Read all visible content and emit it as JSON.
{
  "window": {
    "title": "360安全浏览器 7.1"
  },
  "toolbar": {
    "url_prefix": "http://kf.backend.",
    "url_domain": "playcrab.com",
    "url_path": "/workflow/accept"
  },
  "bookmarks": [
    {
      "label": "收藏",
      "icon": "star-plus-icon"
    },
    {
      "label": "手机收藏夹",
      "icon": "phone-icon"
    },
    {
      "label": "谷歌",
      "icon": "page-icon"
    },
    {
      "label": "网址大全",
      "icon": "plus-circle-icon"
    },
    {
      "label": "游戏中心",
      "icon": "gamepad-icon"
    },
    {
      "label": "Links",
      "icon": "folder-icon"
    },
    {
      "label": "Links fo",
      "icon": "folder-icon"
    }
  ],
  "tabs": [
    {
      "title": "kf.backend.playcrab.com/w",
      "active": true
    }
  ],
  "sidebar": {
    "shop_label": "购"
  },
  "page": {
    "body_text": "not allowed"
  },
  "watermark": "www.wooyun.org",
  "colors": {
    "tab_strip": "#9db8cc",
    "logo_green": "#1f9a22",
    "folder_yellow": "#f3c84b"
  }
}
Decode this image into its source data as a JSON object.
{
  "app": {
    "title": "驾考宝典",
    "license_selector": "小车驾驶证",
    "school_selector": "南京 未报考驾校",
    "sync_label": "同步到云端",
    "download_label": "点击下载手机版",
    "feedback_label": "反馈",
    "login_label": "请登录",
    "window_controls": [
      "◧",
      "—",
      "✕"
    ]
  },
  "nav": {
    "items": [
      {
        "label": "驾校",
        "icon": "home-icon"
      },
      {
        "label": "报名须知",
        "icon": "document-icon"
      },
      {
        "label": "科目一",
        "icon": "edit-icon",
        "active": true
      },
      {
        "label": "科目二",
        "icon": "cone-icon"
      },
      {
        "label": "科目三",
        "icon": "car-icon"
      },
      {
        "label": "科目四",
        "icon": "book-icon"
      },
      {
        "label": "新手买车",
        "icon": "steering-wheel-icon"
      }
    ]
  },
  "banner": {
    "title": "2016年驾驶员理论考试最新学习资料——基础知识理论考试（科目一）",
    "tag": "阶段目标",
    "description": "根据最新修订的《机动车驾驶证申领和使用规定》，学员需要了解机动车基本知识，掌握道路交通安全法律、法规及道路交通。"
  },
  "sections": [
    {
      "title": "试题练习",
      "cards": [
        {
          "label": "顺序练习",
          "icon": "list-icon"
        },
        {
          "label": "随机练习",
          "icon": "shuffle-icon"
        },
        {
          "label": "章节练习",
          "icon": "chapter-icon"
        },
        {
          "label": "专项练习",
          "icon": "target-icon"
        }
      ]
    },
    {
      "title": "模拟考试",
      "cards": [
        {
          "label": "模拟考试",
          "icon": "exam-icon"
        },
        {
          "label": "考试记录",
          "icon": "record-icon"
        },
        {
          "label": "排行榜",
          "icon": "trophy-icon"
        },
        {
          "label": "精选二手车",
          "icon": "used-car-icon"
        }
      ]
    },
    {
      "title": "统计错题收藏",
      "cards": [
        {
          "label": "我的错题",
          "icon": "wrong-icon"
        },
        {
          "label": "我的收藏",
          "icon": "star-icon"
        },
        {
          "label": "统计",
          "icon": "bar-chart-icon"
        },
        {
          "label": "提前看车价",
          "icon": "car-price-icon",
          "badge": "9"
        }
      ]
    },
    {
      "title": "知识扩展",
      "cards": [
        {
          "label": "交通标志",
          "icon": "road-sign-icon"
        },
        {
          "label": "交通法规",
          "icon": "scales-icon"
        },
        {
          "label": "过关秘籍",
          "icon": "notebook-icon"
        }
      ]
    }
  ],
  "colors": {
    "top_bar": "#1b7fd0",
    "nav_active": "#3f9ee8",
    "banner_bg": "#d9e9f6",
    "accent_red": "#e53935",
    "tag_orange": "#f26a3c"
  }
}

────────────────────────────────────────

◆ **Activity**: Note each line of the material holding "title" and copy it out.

◆ **Reply**:
    "title": "360安全浏览器 7.1"
      "title": "kf.backend.playcrab.com/w",
    "title": "驾考宝典",
    "title": "2016年驾驶员理论考试最新学习资料——基础知识理论考试（科目一）",
      "title": "试题练习",
      "title": "模拟考试",
      "title": "统计错题收藏",
      "title": "知识扩展",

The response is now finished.